§ Problem requirements
These entries must be printed again exactly as they are.

Page and application data records
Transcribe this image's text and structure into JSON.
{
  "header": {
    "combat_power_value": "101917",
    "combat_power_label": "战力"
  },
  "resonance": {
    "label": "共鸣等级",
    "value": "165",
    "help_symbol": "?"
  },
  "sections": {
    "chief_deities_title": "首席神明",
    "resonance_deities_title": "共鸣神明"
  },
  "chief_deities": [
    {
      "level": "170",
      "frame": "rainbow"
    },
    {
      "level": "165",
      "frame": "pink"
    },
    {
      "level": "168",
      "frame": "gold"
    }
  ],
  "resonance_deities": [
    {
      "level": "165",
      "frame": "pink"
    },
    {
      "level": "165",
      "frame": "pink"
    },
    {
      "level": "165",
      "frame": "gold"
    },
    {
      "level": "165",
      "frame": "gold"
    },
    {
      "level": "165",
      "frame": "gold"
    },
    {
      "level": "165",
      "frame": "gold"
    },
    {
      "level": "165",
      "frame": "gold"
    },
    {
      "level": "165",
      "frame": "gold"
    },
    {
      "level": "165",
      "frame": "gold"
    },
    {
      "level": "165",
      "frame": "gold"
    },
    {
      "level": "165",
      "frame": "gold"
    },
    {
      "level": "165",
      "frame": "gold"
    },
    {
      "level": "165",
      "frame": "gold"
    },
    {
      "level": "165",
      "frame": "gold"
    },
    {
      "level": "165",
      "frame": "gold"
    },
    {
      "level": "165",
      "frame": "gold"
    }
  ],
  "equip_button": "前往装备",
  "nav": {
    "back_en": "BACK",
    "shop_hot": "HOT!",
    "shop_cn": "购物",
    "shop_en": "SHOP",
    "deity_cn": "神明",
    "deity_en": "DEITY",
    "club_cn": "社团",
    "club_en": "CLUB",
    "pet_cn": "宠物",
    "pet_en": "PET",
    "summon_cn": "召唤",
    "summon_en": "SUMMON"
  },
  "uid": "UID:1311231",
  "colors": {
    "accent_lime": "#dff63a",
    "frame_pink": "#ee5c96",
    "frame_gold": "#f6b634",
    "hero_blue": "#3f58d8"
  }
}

§ Answer to this exercise
Transcribe this image's text and structure into JSON.
{
  "header": {
    "combat_power_value": "101917",
    "combat_power_label": "战力"
  },
  "resonance": {
    "label": "共鸣等级",
    "value": "165",
    "help_symbol": "?"
  },
  "sections": {
    "chief_deities_title": "首席神明",
    "resonance_deities_title": "共鸣神明"
  },
  "chief_deities": [
    {
      "level": "170",
      "frame": "rainbow"
    },
    {
      "level": "165",
      "frame": "pink"
    },
    {
      "level": "168",
      "frame": "gold"
    }
  ],
  "resonance_deities": [
    {
      "level": "165",
      "frame": "pink"
    },
    {
      "level": "165",
      "frame": "pink"
    },
    {
      "level": "165",
      "frame": "gold"
    },
    {
      "level": "165",
      "frame": "gold"
    },
    {
      "level": "165",
      "frame": "gold"
    },
    {
      "level": "165",
      "frame": "gold"
    },
    {
      "level": "165",
      "frame": "gold"
    },
    {
      "level": "165",
      "frame": "gold"
    },
    {
      "level": "165",
      "frame": "gold"
    },
    {
      "level": "165",
      "frame": "gold"
    },
    {
      "level": "165",
      "frame": "gold"
    },
    {
      "level": "165",
      "frame": "gold"
    },
    {
      "level": "165",
      "frame": "gold"
    },
    {
      "level": "165",
      "frame": "gold"
    },
    {
      "level": "165",
      "frame": "gold"
    },
    {
      "level": "165",
      "frame": "gold"
    }
  ],
  "equip_button": "前往装备",
  "nav": {
    "back_en": "BACK",
    "shop_hot": "HOT!",
    "shop_cn": "购物",
    "shop_en": "SHOP",
    "deity_cn": "神明",
    "deity_en": "DEITY",
    "club_cn": "社团",
    "club_en": "CLUB",
    "pet_cn": "宠物",
    "pet_en": "PET",
    "summon_cn": "召唤",
    "summon_en": "SUMMON"
  },
  "uid": "UID:1311231",
  "colors": {
    "accent_lime": "#dff63a",
    "frame_pink": "#ee5c96",
    "frame_gold": "#f6b634",
    "hero_blue": "#3f58d8"
  }
}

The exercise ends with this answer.